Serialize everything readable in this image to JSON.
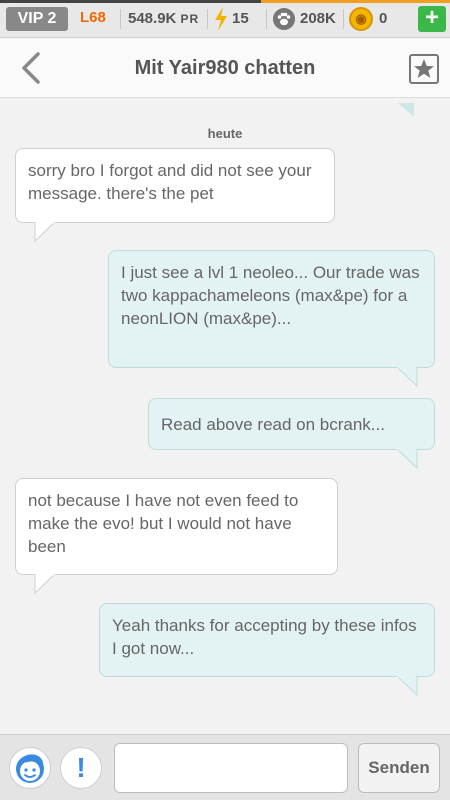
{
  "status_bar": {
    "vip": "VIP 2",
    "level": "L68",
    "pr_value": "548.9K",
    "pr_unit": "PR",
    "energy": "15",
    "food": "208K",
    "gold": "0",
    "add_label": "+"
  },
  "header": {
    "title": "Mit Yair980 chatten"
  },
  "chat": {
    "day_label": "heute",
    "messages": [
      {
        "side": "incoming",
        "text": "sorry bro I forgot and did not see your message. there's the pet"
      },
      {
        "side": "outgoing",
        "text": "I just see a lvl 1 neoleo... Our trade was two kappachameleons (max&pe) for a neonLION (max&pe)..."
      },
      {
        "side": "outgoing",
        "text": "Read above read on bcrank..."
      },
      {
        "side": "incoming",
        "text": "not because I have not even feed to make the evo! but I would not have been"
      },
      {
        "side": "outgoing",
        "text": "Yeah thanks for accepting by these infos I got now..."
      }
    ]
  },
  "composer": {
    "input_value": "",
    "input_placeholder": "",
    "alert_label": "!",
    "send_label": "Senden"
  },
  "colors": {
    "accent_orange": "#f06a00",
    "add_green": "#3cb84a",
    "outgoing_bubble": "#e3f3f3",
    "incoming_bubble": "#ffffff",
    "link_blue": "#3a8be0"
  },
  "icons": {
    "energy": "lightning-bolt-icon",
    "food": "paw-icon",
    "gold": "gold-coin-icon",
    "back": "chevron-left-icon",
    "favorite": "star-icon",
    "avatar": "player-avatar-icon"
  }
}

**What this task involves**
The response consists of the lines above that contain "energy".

**Answer section**
    "energy": "15",
    "energy": "lightning-bolt-icon",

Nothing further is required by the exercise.